“The figure isn’t surprising,” Böhme added, “particularly at a time when the factories stopped producing, container ships stopped loading, services couldn’t be provided, trade fairs no longer took place and restaurants had to stay closed.”
Sweden, which avoided a lockdown during the height of the coronavirus pandemic, will release its second quarter financial results on 28 August. According to Statistics Sweden, the economy will suffer its largest drop (30.2% annualised fall) since comparable statistics became available.
Recession-hit France also suffered its worst ever fall in economic figures and a third consecutive quarterly drop for the economy.
Conversely China, the first country to report the coronavirus on December 31 last year, stated last month that the country’s gross domestic product grew by 3.2% in the second quarter of this year, compared to a year ago, rebounding from the first quarter’s contraction.
Elsewhere in Asia, Malaysia’s economy contracted 17.1% on the year in the second quarter, the central bank announced on Friday. It is Malaysia’s worst performance on record and first quarterly decline since the third period of 2009 during the global financial crisis.
“Malaysia was affected badly if compared to the other countries in the region due to several factors, which include degree of containment, compliance rate toward the containment measures and the relative importance of the tourism sector to the economy,” central bank Governor Nor Shamsiah Yunus told a virtual news conference. Prime Minister Muhyiddin Yassin said in May that Malaysia was losing around 2.4 billion ringgit (US$558.4 million) every day since the lockdown or “movement control order” took effect.
The Philippines has entered its first recession in 29 years. The number of COVID-19 cases has risen more than sixfold since restrictions were eased in June, making the Philippine outbreak the second-largest in Southeast Asia. Compared to 12 months ago, consumer spending fell 15.5%, industrial production declined 22.9%, services contracted 15.8% and government spending rose 22.1%.
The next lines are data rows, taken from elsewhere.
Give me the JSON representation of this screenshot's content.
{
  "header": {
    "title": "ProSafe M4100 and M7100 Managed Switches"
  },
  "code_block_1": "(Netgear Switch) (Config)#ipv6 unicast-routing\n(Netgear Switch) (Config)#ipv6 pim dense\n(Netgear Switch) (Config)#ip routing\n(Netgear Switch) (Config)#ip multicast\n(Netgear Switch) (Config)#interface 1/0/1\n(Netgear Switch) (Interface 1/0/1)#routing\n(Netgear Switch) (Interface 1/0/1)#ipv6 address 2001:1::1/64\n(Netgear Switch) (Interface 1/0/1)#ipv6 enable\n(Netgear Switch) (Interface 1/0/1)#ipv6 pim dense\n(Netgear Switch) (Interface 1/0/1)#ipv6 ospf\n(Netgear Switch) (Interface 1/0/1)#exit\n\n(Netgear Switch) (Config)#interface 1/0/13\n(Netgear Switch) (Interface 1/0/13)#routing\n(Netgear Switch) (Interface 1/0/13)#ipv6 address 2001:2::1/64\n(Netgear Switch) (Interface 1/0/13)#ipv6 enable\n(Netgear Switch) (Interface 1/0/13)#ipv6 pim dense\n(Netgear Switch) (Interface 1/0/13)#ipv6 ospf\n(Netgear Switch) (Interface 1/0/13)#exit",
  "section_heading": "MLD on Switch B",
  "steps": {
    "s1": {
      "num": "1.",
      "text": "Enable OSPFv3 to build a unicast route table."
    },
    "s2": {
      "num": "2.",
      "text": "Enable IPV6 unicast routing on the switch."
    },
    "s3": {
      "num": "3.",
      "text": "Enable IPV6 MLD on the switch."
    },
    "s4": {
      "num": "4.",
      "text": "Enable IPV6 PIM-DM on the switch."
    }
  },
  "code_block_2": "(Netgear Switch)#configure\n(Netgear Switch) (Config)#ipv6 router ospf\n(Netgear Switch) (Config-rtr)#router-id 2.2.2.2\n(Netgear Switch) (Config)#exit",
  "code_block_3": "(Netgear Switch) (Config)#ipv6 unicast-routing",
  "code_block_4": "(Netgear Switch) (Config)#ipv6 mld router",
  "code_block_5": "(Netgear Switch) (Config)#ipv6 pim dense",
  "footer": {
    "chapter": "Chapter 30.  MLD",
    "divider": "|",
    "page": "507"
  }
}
Australia warned last month that its economy would shrink at its fastest pace in history during the second quarter, while the budget deficit will be the biggest since World War II. In New Zealand, ASB chief economist Nick Tuffley and senior economist Jane Turner forecast a 17% fall in the June quarter GDP.
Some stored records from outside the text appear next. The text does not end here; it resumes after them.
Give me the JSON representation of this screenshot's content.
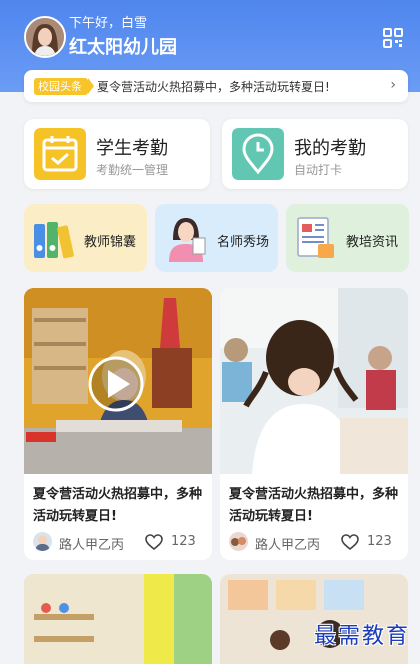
{
  "header": {
    "greeting": "下午好，白雪",
    "school_name": "红太阳幼儿园",
    "qr_icon": "qr-scan-icon"
  },
  "news": {
    "tag": "校园头条",
    "text": "夏令营活动火热招募中，多种活动玩转夏日!",
    "arrow": "›"
  },
  "main_cards": [
    {
      "title": "学生考勤",
      "subtitle": "考勤统一管理",
      "icon": "calendar-check-icon",
      "color": "#f6c327"
    },
    {
      "title": "我的考勤",
      "subtitle": "自动打卡",
      "icon": "clock-pin-icon",
      "color": "#62c7b2"
    }
  ],
  "quick_cards": [
    {
      "label": "教师锦囊",
      "icon": "binders-icon",
      "bg": "#fbeec7"
    },
    {
      "label": "名师秀场",
      "icon": "teacher-icon",
      "bg": "#d9ecfb"
    },
    {
      "label": "教培资讯",
      "icon": "news-report-icon",
      "bg": "#dff0dc"
    }
  ],
  "feed": [
    {
      "text": "夏令营活动火热招募中，多种活动玩转夏日!",
      "author": "路人甲乙丙",
      "likes": "123",
      "has_video": true
    },
    {
      "text": "夏令营活动火热招募中，多种活动玩转夏日!",
      "author": "路人甲乙丙",
      "likes": "123",
      "has_video": false
    }
  ],
  "watermark": "最需教育",
  "colors": {
    "header": "#4f86ee",
    "tag": "#f7c42a"
  }
}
A vaccine represents the only hope for an economic revival in the short-term. Moderna, AstraZeneca and a combined Pfizer and BioNTech are the frontrunners and Brazil’s acting Health Minister General Eduardo Pazuello believes “January is the best bet”.